Description of the task. Search the data for the string "Your" and extract every line where it appears.

The records.
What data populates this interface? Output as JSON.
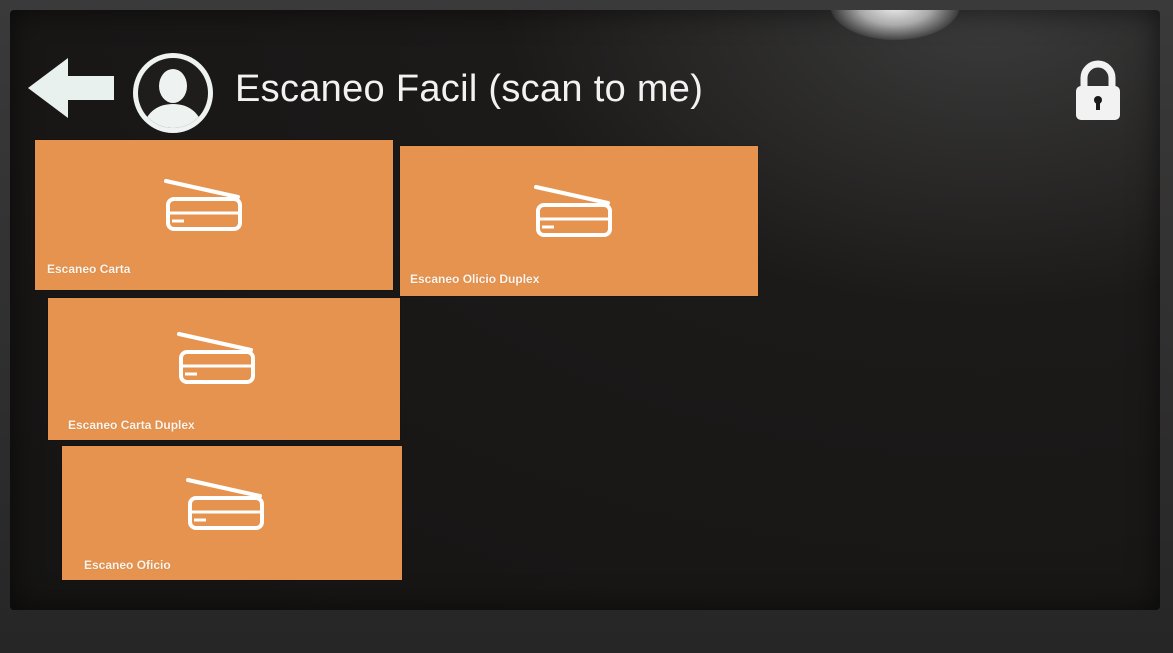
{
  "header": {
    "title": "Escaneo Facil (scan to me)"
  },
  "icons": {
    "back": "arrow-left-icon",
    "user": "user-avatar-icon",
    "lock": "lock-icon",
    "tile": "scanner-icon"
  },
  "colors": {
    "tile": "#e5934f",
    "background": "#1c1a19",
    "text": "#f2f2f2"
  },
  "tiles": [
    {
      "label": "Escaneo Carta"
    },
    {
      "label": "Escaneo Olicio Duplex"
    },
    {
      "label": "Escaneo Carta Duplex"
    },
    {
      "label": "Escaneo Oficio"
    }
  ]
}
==
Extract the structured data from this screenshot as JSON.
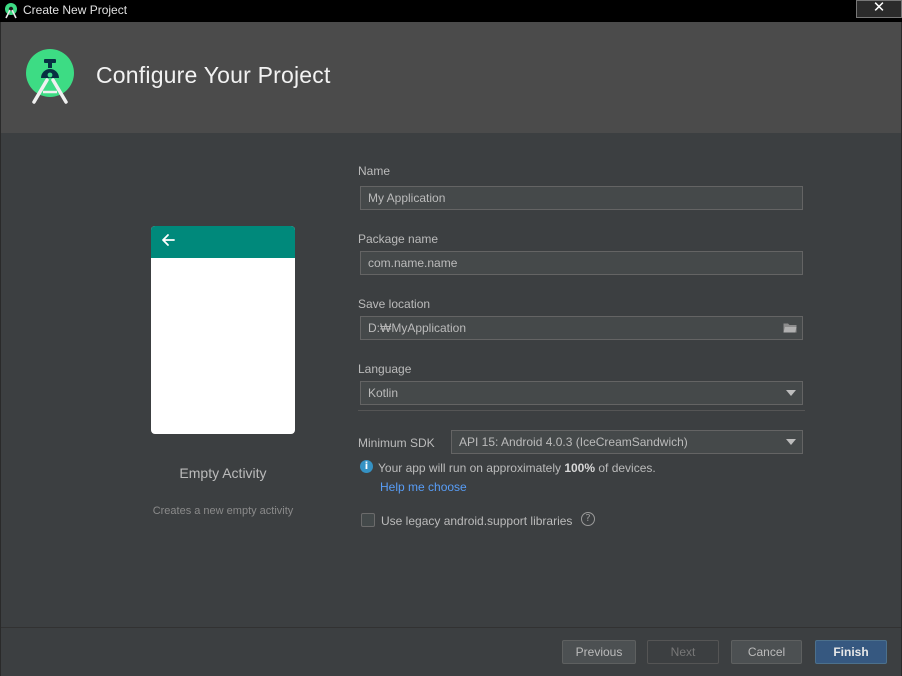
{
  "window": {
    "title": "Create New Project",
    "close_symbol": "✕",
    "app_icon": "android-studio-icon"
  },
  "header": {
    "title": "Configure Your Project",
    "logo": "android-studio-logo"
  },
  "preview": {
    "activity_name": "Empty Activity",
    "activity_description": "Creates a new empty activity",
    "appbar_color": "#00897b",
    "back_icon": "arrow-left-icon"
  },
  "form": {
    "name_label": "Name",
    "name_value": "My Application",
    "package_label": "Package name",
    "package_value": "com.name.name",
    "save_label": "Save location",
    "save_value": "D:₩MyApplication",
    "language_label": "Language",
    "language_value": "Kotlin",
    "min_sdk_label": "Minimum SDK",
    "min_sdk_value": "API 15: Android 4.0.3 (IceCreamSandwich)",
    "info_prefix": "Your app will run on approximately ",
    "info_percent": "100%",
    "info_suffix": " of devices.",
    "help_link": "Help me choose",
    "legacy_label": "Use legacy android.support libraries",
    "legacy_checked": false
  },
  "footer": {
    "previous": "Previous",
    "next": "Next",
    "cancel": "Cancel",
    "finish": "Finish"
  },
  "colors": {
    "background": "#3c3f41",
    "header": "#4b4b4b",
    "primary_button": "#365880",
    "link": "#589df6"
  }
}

Answer to the problem.
    "title": "Configure Your Project",
    "info_prefix": "Your app will run on approximately ",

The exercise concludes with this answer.